About this exercise: Your answer is every line of the material below in which the string "categoria" occurs.
---
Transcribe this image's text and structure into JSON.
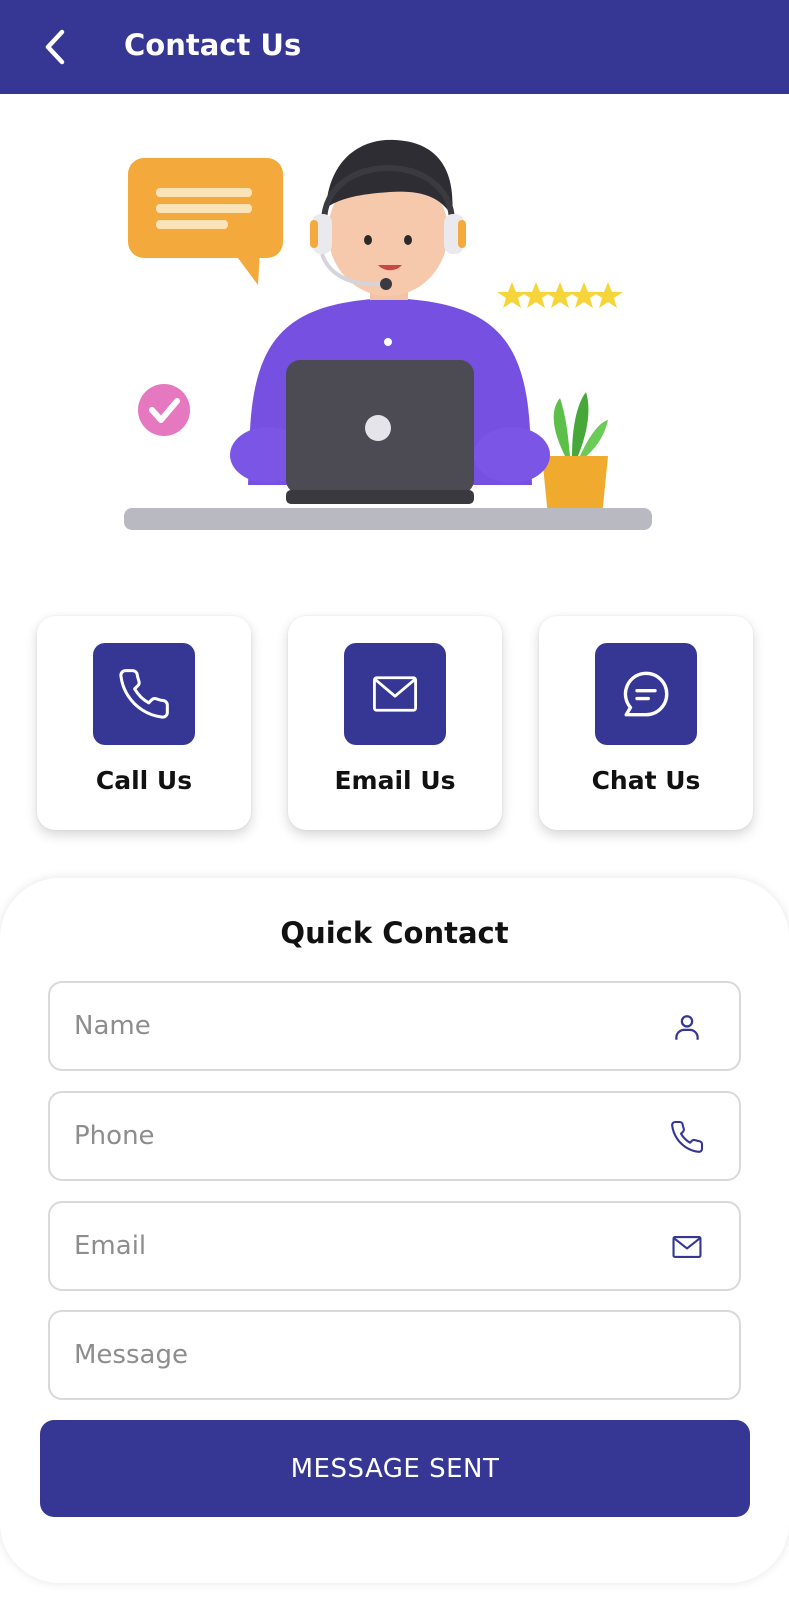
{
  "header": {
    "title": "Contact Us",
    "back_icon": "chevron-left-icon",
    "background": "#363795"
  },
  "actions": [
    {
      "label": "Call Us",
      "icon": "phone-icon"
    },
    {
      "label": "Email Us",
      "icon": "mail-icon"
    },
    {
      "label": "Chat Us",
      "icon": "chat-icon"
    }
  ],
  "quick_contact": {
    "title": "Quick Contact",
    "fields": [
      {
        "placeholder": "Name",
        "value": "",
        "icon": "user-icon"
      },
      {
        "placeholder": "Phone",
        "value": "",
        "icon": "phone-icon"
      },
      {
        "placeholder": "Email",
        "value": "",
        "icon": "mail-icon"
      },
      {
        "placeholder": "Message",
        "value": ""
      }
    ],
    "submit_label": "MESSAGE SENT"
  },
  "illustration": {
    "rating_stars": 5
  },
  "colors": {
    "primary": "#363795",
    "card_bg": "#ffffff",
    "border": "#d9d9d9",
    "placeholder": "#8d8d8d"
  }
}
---
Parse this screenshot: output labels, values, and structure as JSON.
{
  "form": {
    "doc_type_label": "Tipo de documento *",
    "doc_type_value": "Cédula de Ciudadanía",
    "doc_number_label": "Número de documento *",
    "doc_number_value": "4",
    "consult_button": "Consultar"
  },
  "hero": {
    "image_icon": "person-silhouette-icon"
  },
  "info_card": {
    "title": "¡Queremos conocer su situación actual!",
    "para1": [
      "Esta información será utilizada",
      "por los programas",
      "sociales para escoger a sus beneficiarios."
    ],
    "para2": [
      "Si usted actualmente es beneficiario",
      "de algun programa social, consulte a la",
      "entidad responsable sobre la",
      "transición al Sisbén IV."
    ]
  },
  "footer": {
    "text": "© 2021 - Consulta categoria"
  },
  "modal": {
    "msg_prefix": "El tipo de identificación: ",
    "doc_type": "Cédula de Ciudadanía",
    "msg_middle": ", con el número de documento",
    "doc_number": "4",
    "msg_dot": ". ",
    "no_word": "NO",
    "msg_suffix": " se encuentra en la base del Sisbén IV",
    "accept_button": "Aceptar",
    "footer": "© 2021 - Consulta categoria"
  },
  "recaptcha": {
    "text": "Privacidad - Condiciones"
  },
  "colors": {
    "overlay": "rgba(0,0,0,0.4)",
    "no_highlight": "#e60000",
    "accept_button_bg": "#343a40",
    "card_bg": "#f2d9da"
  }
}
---
Solution to the exercise:
    "text": "© 2021 - Consulta categoria"
    "footer": "© 2021 - Consulta categoria"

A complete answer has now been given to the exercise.